The ongoing war over color also serves as a reminder to brand owners that – as the Supreme Court held in the mid-1990’s in Qualitex Co. v. Jacobson Products Co., color can be registered, as long as it identifies the source of the products. As such, trademark law enables brand owners to protect the distinctive features of their designs, even if the distinguishing feature is just one color, but only if they can show that consumers have come to recognize the that feature being connected to the brand. 

And in completely separate matters, outside of court, as of late last year, Anish Kapoor – the artist who owns the rights to the blackest shade of black – is up to his old tricks, retaliating against a ban that prevents him from buying the world’s pinkest paint by acquiring it illegally. More about that right here

UPDATED (10/18/2017): John Deere and Company has won a trademark dispute with a South Dakota-based agricultural equipment company … over color. A federal judge in Kentucky has held that FIMCO Incorporated cannot use “John Deere green and yellow” on its products.

In its lawsuit, Deere argued that FIMCO’s use of these colors infringed its own trademark and “diluted the value of the John Deere brand.” The judge held that John Deere’s green/yellow color combination has qualified as a “famous” trademark since as early as the late 1960’s, and that FIMCO intentionally chose green and yellow to make a connection with Deere. 

There is another outcome to a legal battle over color that we to add to our list of both inter- and intra-industry matters, which includes: Louboutin, which, as we learned in 2012, can legally claim trademark rights in its red sole in the U.S., as long as the body of the shoe is a contrasting color; and Cheerio’s, whose yellow box is not distinctive enough (largely due to the significant number of other manufacturers that use yellow for their own cereal boxes) for the cereal maker to claim exclusive rights in it, the Trademark Trial and Appeal Board held earlier this year.
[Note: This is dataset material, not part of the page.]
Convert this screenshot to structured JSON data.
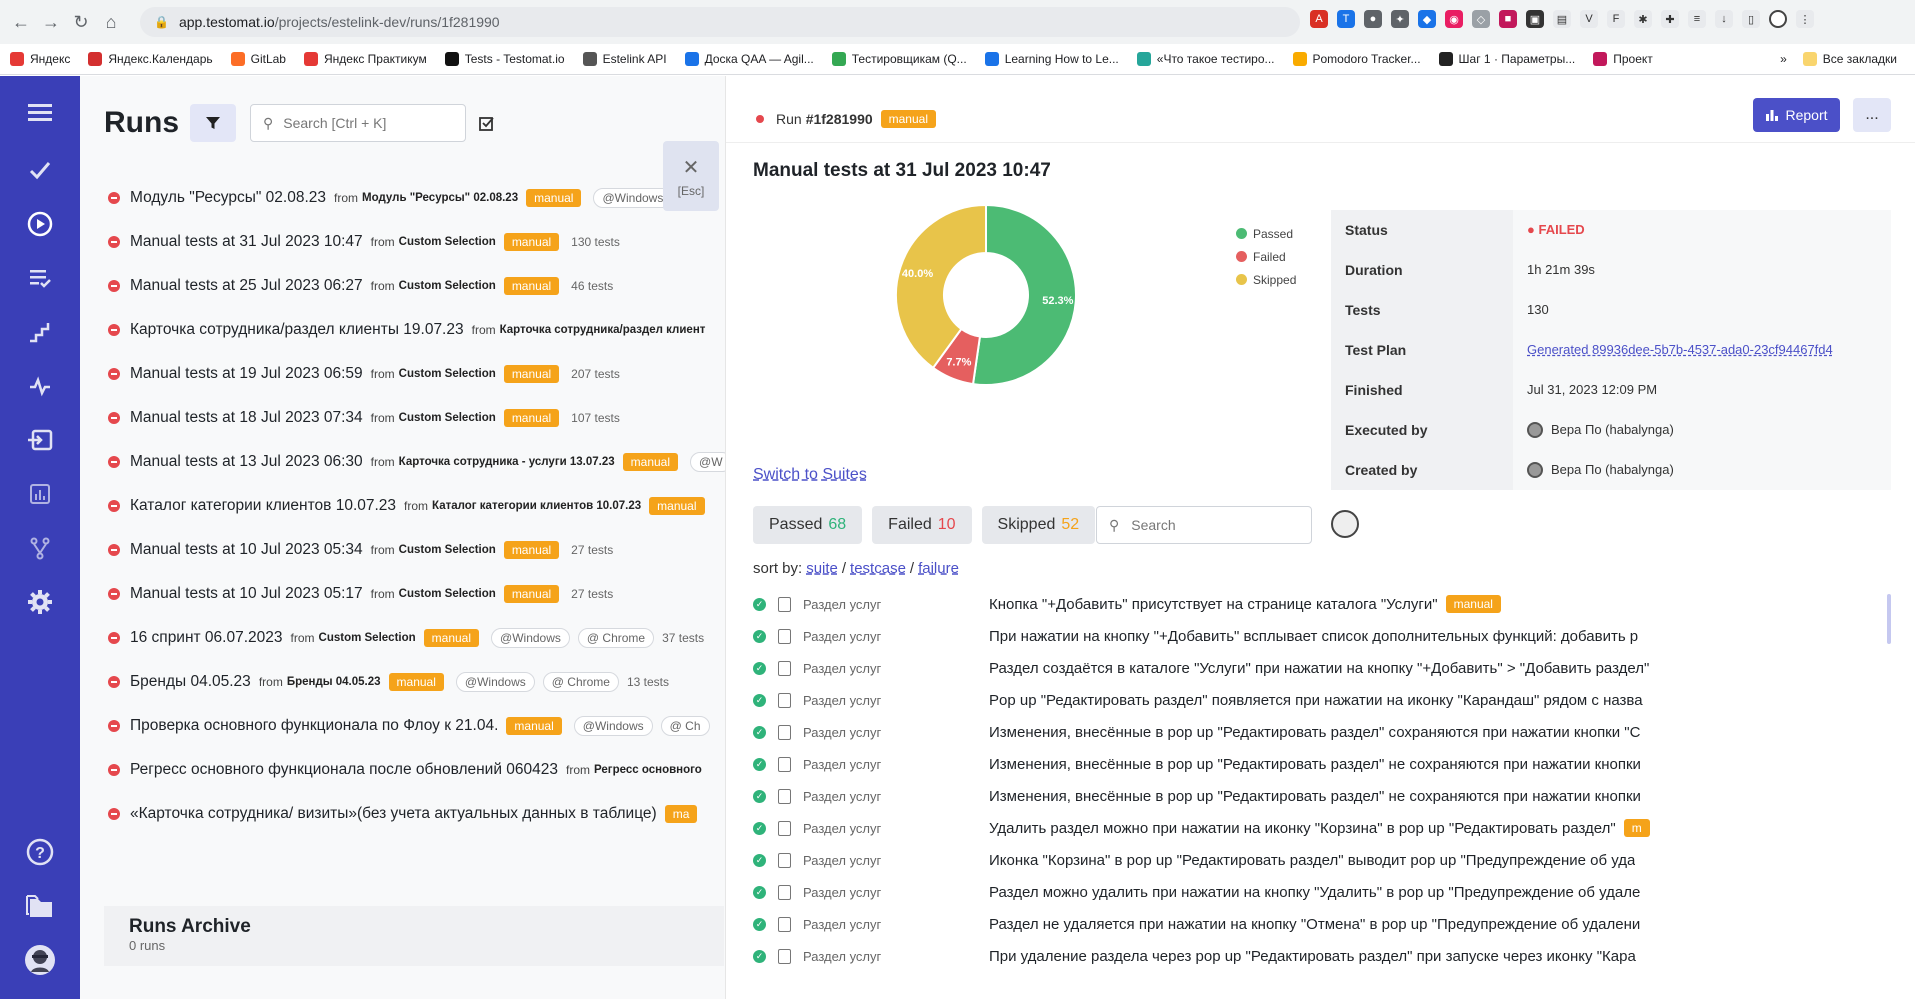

There is a big difference between a tractor and a t-shirt. But courts (or the U.S. Trademark Office) sounding off on legal rights in regards to colors – no matter the object – is worthy of a note. Yes, regardless of the outcome, is the importance that color plays in a brand’s enduring identify and its marketing strategy. In much the same way as a trademark serves as an immediate indicator of the source of a product or service for consumers, color can play serve an important source-identifying feature. Similarly, just as many brands have been able to monetize the recognizability and appeal of their trademarks, they are increasingly looking to color for the very same benefits.